Assignment ▸
Within the data below, find the string "title" and return each line where it occurs.

[App and web page records]
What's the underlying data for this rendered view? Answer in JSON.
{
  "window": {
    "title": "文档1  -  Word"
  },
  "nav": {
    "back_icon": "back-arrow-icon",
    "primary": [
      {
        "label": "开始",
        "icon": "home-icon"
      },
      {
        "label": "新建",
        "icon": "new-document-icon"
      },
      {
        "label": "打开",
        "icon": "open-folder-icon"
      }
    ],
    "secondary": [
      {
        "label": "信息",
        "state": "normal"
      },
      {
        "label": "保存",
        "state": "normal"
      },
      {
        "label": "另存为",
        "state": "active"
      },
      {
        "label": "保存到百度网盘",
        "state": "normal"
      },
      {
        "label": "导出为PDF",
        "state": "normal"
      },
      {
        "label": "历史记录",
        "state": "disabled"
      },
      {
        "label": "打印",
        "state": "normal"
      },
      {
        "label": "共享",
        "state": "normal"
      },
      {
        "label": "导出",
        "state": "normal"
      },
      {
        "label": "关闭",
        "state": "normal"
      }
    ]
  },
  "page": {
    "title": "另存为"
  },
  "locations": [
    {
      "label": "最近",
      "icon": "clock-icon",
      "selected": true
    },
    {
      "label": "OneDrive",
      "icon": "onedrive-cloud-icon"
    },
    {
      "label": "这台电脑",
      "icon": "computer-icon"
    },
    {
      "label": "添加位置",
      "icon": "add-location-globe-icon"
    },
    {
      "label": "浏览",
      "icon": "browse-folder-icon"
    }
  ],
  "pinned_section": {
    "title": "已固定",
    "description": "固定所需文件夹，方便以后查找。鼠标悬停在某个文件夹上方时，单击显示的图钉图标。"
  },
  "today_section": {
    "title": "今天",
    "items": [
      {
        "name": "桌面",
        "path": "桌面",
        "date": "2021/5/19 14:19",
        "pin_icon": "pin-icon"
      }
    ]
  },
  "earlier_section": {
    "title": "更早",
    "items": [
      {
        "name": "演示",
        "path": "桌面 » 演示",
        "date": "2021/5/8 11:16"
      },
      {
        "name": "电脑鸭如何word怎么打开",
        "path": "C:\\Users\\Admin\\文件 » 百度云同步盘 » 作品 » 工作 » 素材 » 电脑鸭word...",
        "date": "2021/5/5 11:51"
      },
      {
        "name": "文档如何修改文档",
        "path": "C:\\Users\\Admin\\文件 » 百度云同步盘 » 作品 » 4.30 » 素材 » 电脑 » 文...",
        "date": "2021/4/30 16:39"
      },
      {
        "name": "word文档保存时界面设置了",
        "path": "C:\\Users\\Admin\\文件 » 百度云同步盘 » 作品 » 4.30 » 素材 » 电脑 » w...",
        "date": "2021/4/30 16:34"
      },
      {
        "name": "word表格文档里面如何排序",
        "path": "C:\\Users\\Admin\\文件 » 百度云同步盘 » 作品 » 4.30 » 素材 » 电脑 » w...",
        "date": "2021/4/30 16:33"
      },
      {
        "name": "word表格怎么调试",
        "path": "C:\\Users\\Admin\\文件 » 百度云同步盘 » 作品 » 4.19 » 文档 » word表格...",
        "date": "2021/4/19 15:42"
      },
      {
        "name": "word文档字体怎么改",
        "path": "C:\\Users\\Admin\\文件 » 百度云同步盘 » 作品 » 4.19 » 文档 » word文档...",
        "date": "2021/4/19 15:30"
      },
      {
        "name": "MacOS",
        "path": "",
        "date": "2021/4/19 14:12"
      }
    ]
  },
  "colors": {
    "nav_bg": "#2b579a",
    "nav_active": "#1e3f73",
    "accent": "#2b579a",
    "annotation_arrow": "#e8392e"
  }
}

Response below ▸
    "title": "文档1  -  Word"
    "title": "另存为"
    "title": "已固定",
    "title": "今天",
    "title": "更早",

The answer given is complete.